■ The problem
Using the records below, filter for lines that contain the string "Fiscal" and copy them out.

....

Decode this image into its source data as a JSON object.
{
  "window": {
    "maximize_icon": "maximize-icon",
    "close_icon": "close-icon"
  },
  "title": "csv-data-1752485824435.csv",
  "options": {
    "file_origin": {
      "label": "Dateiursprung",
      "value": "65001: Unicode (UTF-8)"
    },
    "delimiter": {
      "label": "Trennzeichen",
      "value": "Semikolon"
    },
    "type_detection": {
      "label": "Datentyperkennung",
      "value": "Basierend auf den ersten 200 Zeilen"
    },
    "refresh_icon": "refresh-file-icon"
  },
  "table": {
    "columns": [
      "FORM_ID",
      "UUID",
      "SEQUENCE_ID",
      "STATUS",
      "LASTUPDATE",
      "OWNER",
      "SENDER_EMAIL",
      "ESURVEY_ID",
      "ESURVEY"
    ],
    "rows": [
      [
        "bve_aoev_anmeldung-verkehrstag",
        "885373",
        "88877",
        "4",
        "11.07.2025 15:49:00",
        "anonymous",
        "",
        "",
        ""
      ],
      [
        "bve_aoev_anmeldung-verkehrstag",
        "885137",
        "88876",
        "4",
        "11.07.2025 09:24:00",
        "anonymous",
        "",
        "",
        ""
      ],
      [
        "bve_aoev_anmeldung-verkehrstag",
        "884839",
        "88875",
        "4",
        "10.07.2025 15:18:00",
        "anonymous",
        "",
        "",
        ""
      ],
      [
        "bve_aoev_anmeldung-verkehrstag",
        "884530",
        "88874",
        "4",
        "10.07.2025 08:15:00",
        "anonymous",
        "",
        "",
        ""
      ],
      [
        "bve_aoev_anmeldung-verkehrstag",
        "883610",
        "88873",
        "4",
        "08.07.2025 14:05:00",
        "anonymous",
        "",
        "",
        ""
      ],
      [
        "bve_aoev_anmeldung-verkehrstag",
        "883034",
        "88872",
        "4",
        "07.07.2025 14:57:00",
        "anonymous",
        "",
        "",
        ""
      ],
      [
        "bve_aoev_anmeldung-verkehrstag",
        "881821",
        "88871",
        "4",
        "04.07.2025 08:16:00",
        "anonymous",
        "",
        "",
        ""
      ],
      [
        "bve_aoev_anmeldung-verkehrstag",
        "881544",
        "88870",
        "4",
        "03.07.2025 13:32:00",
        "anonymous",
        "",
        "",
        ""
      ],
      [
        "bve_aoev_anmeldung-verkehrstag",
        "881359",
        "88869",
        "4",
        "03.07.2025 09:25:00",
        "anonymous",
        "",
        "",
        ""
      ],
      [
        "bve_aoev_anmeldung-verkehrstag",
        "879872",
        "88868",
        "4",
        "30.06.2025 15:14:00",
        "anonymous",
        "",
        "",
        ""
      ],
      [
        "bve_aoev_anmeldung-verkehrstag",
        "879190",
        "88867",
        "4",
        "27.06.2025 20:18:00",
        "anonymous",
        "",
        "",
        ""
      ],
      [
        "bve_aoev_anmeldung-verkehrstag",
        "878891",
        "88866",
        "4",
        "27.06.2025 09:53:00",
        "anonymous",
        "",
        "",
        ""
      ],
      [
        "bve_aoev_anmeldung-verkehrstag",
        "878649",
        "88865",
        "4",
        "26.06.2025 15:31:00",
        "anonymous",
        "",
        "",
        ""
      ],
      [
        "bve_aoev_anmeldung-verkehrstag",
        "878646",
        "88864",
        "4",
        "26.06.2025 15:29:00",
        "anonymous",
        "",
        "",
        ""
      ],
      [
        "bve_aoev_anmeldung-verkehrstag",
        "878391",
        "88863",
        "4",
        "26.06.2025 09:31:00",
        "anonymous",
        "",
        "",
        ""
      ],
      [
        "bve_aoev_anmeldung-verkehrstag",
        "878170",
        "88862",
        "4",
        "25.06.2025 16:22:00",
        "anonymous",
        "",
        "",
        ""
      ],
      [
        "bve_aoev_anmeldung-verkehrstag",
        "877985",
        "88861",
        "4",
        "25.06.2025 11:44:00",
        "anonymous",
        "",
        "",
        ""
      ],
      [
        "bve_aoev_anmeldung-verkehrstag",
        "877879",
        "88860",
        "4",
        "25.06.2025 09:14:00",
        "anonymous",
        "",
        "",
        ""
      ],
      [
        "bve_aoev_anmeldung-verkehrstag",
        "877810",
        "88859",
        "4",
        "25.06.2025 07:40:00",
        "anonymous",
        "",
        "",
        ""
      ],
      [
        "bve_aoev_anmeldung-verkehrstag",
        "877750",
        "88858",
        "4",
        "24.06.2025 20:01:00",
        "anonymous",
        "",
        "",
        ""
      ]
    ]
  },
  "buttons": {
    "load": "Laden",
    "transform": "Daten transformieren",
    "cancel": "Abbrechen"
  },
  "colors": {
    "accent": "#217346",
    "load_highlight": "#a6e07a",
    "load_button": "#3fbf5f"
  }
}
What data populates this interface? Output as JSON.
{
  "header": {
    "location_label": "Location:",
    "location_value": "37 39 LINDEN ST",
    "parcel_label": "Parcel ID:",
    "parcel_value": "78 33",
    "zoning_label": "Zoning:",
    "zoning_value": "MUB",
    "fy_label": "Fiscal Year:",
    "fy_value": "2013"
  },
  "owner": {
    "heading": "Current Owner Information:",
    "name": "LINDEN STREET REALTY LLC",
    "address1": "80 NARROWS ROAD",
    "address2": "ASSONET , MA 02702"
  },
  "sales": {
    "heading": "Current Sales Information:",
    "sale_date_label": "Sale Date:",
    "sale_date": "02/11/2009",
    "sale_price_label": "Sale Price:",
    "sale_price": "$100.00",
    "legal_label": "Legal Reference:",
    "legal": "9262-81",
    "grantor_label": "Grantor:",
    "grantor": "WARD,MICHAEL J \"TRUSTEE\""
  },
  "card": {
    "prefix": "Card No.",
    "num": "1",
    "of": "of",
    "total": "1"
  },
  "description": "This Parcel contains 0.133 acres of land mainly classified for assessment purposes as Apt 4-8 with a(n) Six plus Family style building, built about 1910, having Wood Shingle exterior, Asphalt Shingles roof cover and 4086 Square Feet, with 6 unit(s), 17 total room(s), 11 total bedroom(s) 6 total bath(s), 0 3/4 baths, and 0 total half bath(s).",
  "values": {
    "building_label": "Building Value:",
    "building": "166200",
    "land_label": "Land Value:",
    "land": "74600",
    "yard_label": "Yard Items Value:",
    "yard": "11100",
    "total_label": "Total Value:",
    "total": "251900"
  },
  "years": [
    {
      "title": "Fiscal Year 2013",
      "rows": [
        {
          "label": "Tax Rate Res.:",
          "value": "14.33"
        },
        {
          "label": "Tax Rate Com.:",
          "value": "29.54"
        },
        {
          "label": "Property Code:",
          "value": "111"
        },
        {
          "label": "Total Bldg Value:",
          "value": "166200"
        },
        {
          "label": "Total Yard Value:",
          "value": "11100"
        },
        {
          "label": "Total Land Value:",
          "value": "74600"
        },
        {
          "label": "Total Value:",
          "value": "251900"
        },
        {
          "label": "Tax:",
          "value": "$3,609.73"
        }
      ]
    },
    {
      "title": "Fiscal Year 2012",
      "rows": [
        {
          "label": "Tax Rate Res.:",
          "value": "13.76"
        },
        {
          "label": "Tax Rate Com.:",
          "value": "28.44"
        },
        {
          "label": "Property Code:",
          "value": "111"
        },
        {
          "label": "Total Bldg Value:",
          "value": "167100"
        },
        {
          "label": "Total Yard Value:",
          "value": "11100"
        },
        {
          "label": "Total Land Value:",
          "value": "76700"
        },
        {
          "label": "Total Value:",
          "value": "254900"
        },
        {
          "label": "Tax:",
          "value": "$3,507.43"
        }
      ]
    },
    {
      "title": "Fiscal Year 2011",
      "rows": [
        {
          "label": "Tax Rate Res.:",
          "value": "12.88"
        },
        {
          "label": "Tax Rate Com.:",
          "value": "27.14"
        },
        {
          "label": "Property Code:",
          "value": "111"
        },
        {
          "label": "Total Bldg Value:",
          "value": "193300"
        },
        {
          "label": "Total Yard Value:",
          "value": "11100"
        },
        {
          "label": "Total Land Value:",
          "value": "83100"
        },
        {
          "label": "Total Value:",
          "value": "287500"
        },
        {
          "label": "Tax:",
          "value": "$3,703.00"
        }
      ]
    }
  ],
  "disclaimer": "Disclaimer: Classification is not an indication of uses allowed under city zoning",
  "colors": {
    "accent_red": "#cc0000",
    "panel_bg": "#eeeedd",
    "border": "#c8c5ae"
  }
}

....

■ Written solution
    "fy_label": "Fiscal Year:",
      "title": "Fiscal Year 2013",
      "title": "Fiscal Year 2012",
      "title": "Fiscal Year 2011",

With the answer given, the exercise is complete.